Amazon says it is not coming out until October, but people who ordered it directly from Taschen are reporting it as being already shipped. You can order it here from the publisher. I ordered mine from Bud Plant since I trust their packing and that the book will arrive safely but they appear to have it on back order now. Amazon has it, but do you really want to trust a $200 book to their packaging?

Monday, August 17, 2020

Frank Frazetta Movie Posters

The Night They Raided Minsky's 1969.

Mad Monster Party 1968.

Hotel Paradiso 1966.

Mrs. Pollifax - Spy 1971.

The Secret of My Success 1965.

Yours, Mine and Ours 1968.


Friday, August 14, 2020

New Edition of Bernie Wrightson's Frankenstein

If there's one thing that will get to start this blog again, it's a new edition of Bernie Wrightson's classic Frankenstein. This edition was just published by Gallery 13, an imprint of Simon & Schuster. Even though the image is cropped, doesn't that cover look nice?

Unfortunately, what's nice about this ends there. Let's open the book up, shall we?

Oh look! No endpapers! Don't worry. They're randomly inserted elsewhere in the book. But how about the illustrations?

Many of them are printed much too dark, losing much of Wrightson's stunning linework and negating the main reason to buy this book.

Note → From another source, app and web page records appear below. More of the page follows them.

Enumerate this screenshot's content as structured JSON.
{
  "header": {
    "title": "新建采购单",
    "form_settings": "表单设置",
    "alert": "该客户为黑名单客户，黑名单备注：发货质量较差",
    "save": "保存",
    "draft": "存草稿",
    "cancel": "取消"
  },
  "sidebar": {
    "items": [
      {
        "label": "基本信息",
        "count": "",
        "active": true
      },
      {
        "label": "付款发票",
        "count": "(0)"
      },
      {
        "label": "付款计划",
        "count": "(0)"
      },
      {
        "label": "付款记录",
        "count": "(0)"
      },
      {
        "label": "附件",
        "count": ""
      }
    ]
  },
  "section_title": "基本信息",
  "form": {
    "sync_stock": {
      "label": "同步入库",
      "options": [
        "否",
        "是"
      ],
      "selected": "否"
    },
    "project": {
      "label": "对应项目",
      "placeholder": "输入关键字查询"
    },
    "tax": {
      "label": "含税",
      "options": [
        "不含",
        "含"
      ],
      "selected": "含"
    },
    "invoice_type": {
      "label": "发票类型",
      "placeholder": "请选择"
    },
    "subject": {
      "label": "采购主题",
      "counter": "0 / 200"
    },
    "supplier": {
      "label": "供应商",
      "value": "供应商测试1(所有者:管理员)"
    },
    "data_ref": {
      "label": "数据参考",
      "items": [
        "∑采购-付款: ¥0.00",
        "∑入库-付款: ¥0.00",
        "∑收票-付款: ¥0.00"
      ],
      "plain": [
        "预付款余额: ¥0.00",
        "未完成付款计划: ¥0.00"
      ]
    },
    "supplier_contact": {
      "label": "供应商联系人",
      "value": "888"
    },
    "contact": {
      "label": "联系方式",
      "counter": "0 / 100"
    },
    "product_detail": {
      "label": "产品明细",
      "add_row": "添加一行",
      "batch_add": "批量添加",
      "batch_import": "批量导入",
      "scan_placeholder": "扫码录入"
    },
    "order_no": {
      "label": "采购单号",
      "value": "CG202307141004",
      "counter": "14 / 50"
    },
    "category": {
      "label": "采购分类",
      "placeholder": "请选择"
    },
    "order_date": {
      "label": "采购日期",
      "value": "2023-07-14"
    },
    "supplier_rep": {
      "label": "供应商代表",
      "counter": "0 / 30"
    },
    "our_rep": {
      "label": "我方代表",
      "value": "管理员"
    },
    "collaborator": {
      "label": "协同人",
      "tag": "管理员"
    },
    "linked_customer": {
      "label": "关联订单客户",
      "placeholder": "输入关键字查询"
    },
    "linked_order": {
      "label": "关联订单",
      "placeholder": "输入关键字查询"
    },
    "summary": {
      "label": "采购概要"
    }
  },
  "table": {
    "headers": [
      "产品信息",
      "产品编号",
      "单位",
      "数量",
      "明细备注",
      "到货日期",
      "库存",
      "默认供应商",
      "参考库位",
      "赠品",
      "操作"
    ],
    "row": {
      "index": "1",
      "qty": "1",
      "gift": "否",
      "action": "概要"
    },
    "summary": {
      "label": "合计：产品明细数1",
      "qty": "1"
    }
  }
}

Did I mention the size? The book is only 6 1/4" x 9 1/4". Smaller than a bronze age comic book. That's the real crime here. I don't understand why anyone would bother releasing this book in such a small format. This review could really just say "Smaller than a comic book" and that would tell you all you would need to know.

Part of me is glad this book is in print in any format, and I certainly hope his estate gets some money from it but I feel like this is a lost opportunity. All the older editions of this book are expensive on the secondary market. This book is legendary, and likely a lot of new or younger Wrightson fans don't have it. I could some of them so happy to finally get this book and being like "This is it?" 

I think the best edition of this book is the 2008 Dark Horse edition. Some people say the reproduction is better in the earlier Marvel / Dodd-Mead edition but I think you need a magnifying class to tell the difference. The Dark Horse one is larger, printed on higher quality paper and much better designed. If you can save your money and pick up one of those editions that's currently the best way to see this masterpiece. I guess if you can't afford one of those and have to have something, get this Gallery 13 edition. Or, if you're a nut like me and buy this book in languages you can't even read, then you probably already have it.

Some of you may have heard IDW is planning an Artist Edition of this book, with the art reproduced full size and photographed in color to pick up every bit of underlying pencil and nuance in the inking. That was supposed to be out in October 2019. At a panel from the online San Diego Con in August 2020 the editor said it will be out early next year. Let's keep our finger's crossed.